Where was you yesterday? – wrong person – Where were you…
I didn’t do nothin wrong. – You can’t use 2 negatives. Very American English.
She learn’t me a lot of knew things. – wrong verb usage. It should be ‘taught’, also, the spelling should have been ‘learned/learnt’. Use of a homophone ‘knew’ for ‘new’.
I need yous two too help me tomorrow. – A common utterance in Liverpool is to make the plural of you stronger by adding ‘s’, when SE accepts ‘you’. Also, they have used the homophone ‘too’ instead of ‘to’.
Thanks for borrowing me that money. – Incorrect verb usage – should be ‘lending’.
I been livin here for 6 months. – Missed out main lexical verb ‘have’ and omitted ‘g’ from ‘living’.
I gotta go now. – Omitted verb ‘have’ and ‘got to’. It’s been written very much how someone might speak.
He learns real quick. – We would often prefer to say ‘really quickly’ with a modifier ‘really’ and adverb ‘quickly’.
I think this activity has helped me to think about the ‘mistakes’ we make all the time, and appreciate that spoken forms can have some flexibility in comparison to written forms. Learners often write how they would speak, and teachers need to bear this in mind when correcting their work.

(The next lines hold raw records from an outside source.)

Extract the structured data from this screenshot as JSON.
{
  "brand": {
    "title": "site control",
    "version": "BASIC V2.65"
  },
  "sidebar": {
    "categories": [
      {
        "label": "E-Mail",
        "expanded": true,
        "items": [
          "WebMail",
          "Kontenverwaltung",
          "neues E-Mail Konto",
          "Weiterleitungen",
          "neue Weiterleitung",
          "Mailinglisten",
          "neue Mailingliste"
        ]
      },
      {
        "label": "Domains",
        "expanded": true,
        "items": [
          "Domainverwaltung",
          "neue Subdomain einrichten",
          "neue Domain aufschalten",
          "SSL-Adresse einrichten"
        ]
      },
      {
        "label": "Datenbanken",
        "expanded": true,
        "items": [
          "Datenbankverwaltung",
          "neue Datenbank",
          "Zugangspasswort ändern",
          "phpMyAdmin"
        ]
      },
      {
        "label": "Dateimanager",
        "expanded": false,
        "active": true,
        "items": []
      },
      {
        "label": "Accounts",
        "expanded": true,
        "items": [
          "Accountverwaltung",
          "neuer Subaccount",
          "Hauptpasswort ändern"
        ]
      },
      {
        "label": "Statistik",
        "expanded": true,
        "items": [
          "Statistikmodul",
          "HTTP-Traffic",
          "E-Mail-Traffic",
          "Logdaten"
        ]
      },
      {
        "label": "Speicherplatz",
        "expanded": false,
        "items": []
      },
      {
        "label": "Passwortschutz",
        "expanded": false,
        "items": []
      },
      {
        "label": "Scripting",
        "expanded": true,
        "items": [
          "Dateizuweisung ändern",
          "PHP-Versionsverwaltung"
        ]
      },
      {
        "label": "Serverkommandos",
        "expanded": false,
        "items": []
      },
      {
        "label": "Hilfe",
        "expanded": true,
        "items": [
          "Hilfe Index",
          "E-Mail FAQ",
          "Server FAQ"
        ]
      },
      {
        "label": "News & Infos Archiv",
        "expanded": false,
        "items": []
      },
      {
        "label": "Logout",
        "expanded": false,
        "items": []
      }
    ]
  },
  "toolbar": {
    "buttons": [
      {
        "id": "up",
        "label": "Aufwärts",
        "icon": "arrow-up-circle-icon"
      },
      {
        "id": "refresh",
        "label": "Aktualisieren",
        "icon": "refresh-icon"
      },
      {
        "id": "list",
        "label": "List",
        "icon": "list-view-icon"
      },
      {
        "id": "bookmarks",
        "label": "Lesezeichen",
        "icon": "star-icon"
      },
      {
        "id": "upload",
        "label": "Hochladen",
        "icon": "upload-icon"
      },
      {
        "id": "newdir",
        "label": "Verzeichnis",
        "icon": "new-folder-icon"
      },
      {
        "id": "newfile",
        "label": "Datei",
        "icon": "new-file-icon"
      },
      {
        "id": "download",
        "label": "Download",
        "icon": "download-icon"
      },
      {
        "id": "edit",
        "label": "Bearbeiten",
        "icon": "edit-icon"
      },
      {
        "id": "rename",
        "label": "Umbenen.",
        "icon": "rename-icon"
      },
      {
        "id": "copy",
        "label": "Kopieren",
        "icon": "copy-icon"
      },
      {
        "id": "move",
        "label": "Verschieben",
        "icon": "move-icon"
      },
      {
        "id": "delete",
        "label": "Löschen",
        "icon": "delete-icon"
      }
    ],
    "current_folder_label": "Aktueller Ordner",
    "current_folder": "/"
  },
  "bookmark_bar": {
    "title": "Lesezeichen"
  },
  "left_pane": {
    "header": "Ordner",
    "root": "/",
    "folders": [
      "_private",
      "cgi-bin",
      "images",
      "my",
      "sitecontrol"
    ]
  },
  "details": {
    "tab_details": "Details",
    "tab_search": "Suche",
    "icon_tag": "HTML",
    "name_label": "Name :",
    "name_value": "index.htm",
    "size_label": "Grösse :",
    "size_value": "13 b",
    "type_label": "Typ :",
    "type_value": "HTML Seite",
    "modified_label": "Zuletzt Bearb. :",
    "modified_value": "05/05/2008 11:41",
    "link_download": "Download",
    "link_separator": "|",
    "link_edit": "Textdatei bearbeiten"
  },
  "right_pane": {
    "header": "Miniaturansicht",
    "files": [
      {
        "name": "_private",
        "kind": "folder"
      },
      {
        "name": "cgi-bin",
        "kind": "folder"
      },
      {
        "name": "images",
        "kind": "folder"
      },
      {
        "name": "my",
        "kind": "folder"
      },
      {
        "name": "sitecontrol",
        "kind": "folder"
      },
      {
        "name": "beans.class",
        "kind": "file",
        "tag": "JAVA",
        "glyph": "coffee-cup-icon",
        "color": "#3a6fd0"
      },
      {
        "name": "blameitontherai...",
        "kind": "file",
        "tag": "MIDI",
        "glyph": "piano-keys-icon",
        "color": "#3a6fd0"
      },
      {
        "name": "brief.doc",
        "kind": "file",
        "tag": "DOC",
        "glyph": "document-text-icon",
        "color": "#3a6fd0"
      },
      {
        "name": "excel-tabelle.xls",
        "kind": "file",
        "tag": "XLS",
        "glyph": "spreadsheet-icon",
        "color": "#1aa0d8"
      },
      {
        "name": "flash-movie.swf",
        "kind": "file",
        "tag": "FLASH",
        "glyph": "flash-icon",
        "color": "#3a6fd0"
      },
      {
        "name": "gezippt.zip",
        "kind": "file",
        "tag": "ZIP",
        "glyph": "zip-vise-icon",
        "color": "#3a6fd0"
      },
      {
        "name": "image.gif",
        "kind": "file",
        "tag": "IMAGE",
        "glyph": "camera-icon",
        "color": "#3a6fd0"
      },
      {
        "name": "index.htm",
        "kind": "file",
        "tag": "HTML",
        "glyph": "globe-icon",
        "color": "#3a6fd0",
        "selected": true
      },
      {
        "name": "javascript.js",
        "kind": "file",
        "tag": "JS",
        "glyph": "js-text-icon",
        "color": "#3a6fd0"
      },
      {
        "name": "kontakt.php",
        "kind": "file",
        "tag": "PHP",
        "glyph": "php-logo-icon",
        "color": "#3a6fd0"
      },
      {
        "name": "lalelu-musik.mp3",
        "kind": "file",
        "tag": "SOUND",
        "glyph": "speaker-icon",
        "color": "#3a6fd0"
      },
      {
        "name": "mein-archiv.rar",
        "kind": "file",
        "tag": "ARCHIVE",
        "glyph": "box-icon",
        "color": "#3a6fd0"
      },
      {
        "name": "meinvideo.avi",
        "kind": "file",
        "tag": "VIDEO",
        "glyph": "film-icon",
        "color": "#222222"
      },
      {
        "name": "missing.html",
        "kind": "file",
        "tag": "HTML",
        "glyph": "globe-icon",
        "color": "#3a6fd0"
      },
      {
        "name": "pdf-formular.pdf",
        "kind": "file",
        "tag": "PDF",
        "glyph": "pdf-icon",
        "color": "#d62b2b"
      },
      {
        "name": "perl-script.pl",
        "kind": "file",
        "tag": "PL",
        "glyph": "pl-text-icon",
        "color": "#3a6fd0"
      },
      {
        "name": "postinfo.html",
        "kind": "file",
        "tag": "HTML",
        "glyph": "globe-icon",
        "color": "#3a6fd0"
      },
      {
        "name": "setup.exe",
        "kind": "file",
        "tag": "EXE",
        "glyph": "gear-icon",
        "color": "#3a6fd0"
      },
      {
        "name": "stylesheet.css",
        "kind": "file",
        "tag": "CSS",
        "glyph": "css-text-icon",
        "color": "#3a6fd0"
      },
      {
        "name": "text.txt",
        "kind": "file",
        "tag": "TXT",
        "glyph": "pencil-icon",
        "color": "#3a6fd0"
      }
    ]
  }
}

Learners usually see things in 2 ways; ‘right’ (so they feel good), or ‘wrong’ (they tell themselves they’re no good). All too often have I gone through corrections with learners and sensed feelings of school have returned for them even after the first word. Although rapport building is something we spend time on, some are not sure how to deal with criticism and feel totally disempowered if they make a minor mistake. They lose face. They retract on our agreements. Then you get the learners who insist on telling other learners the ‘rules’ but they have no real understanding of them. With this in mind, something I try to do is contextualise the rules in relation to their own language.
I’ve found written work is often corrected with little explanation to the learner about the ‘bigger picture’ of dialect and forms of English and where they ‘fit’ in all that, so they’re left feeling like they’re either ‘right’ or ‘wrong’. I usually would try to explain that just because their written work is incorrect in terms of Standard English, it doesn’t mean what they say is all wrong as grammar in dialects can vary. This also opens up the possibility of using dialect as a style in writing for them and possibilities of self-awareness in future.
Of course not every learner wants to know about language, and that’s totally fine, but we shouldn’t deny them an accurate picture.